I refuse to write anything critical about Torres. He was not even guaranteed a job in camp this year and certainly wasn’t supposed to be a starting outfielder. Without him, the Giants would have been fortunate to finish in 2nd place. However, at this stage, there’s only so long that your capability can’t match your output before a change has to be considered. I was thinking it could be time to dust off Aaron Rowand after Torres’ 2nd K at Oswalt’s hand; he is inexperienced and clearly pressing. Turns out Bruce Bochy agreed...
Jon Sanchez is due so many props, Gallagher himself couldn’t fulfill the order. This guy went out and threw six of the gutsiest innings not only of 2010, but in the entire San Francisco ERA. I’m not exaggerating here—Sanchez was squeezed by the ump (especially on what should have been a backwards “K” for Oswalt in the 5th) and betrayed by his defense—and I don’t just mean Mike Fontenot. The announcers said nothing, but I surely saw Huff fall asleep after fumbling the wild Fontenot throw that allowed Placido Polanco first base. Polanco took a huge turn and had Huff been awake, Freddy Sanchez had Polanco picked off EASILY.
And as for the Rollins’ 4th-inning popup that fell untouched as neither Jon Sanchez, Fontenot, Huff or Posey took charge—that was Sanchie’s ball all the way. But he isn’t to blame for not catching it, necessarily. He was merely the latest victim of possibly the lamest “unwritten rule” in baseball: pitchers always defer to position players on popups, even those right to them. This is the unwritten rule I have most difficulty justifying to baseball novices, and the one I like the least. Pitchers are baseball players, too. They have gloves on. LET THEM FIELD THEIR POSITION! Have you ever heard of a team offering a free agent infielder $100 million based on his total of putouts recorded? Of course not.

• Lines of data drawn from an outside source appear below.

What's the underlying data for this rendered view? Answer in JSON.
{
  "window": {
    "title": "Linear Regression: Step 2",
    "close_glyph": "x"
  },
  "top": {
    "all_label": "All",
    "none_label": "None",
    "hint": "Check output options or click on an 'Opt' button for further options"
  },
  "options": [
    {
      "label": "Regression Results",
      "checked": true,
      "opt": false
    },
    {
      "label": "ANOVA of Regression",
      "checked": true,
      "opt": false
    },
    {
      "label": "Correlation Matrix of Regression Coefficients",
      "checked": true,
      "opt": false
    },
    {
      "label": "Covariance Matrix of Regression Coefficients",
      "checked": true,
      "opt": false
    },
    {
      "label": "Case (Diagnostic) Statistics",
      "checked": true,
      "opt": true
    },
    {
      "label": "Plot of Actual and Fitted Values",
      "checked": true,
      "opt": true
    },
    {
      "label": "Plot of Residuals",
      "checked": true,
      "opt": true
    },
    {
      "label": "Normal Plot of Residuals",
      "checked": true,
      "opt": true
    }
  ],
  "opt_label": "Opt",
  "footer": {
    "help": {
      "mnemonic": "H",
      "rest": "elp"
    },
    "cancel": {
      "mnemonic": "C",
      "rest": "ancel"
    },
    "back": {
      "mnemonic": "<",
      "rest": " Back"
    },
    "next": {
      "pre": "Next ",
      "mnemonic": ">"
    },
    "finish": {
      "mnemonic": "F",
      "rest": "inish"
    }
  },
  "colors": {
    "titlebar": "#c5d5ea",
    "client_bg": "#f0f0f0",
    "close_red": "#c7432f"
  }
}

And if a hurler is genuinely capable of injuring himself catching a popup, then he shouldn’t be dressing or feeding himself, either.

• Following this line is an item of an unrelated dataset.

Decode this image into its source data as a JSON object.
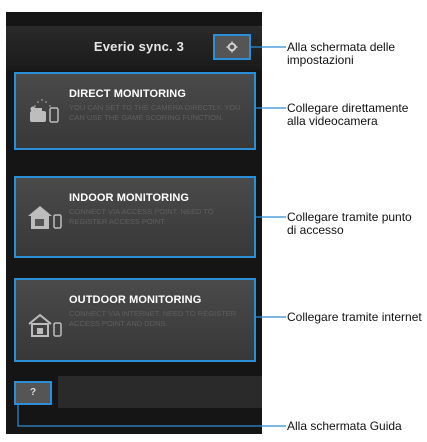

All that said, the Giants did not lose this game because of Rollins or Torres or Fontenot or Huff...or my words. They lost because of Oswalt, who is quietly putting together a very impressive career postseason resume. Oswalt, the longtime Astros ace, grew weary of two or less runs of support in practically every game he pitched. His won-loss totals of his final two Astro years are nowhere near reflective of his performance, and the abundance of undeserved losses/no-decisions had to be taking their toll. He was basically Matt Cain in pinstripes pitching for the rebuilding Astros, and as a guy with an outside shot at Cooperstown should he post big numbers for another few years, his legacy had to be weighing on his mind. He asked for and received a trade—to the league’s best team, who gave him more support than Frank Costanza’s “BRO”.
The Giants handled Oswalt in the season opener at Houston, but this edition—like the current Giants’ lineup—didn’t resemble the Opening Day version at all. In addition to Torres, Oswalt got Pat Burrell to foul out TWICE, then embarrassed him with his patented 60 MPH curve for a wicked K. He handled Huff and Buster Posey. He had the stones to knock down Cody Ross, even though Ross would homer in his next AB. And on top of that, he helped himself with a hit late in the game and blew through a stop sign to score Philly’s third run! (Huff again made a mistake here, cutting off the throw from CF which may have retired Oswalt had it gone through.)
It was just Philly’s day. In no way would the Giants sweep the Phillies in a best-of-seven unless the entire Phillie lineup found themselves trapped in a Chilean mine. They earned a respectable split—enough to get the Phillies’ attention, but not enough to become overconfident because this series is far from over. AT&T, here we come—to quote Barry Bonds, “I HOPE WE WHUP THEY ASS!!!”